▸ **PROBLEM DETAILS**
Where the string "true" appears in a line of the data, show that line.

▸ **EXERCISE MATERIAL**
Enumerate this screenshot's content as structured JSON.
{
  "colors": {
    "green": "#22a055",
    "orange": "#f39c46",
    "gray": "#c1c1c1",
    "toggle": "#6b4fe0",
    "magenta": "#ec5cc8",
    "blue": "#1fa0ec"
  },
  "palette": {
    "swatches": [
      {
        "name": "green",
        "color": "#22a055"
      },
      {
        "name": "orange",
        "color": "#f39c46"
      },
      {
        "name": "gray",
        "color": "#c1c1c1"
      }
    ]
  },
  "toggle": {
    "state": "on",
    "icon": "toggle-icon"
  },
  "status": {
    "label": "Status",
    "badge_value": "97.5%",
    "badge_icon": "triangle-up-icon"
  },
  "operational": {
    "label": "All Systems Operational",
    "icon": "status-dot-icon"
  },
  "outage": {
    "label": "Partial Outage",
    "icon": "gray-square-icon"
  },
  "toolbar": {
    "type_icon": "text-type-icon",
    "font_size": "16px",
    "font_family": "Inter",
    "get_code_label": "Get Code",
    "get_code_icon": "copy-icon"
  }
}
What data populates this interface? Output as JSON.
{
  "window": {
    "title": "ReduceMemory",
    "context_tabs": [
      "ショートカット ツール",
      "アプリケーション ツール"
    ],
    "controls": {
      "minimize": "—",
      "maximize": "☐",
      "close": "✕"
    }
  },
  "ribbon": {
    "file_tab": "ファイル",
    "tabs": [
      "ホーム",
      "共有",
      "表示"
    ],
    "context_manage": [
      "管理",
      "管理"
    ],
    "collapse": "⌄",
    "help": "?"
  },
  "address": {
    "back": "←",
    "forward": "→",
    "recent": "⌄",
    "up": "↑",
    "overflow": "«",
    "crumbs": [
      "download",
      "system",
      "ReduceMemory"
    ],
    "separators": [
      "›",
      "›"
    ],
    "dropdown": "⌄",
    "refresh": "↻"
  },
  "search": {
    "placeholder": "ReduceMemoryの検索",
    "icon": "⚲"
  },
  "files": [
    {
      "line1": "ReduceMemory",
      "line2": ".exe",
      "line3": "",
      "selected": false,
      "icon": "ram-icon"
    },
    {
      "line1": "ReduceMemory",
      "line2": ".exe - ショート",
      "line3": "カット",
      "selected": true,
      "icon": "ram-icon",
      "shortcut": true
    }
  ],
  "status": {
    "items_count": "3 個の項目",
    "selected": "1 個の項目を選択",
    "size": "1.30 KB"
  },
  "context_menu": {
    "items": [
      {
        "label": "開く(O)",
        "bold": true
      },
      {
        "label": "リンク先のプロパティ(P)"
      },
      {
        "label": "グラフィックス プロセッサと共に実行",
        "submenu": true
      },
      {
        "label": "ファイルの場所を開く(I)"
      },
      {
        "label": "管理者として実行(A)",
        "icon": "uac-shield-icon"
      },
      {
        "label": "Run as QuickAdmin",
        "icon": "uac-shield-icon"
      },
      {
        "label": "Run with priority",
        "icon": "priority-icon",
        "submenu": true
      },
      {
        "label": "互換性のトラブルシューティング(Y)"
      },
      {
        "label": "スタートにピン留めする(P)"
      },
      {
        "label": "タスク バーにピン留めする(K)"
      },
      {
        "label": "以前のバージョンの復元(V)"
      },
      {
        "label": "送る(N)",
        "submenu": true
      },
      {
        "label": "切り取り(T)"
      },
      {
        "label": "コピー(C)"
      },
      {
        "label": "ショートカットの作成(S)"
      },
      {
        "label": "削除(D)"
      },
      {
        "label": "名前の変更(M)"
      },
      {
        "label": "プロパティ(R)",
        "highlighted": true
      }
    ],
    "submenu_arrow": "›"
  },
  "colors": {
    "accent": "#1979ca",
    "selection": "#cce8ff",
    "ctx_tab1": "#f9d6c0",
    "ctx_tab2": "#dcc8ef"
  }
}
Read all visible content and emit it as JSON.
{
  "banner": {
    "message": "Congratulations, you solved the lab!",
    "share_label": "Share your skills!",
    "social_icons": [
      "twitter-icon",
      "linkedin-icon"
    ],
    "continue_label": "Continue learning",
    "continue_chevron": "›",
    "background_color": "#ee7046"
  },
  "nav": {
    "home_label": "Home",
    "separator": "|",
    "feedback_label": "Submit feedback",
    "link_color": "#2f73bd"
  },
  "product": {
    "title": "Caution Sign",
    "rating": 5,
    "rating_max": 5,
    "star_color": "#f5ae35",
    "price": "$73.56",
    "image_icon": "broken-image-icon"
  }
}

▸ **ANSWER TO THIS PROBLEM**
      "selected": true,
      "shortcut": true
        "bold": true
        "submenu": true
        "submenu": true
        "submenu": true
        "highlighted": true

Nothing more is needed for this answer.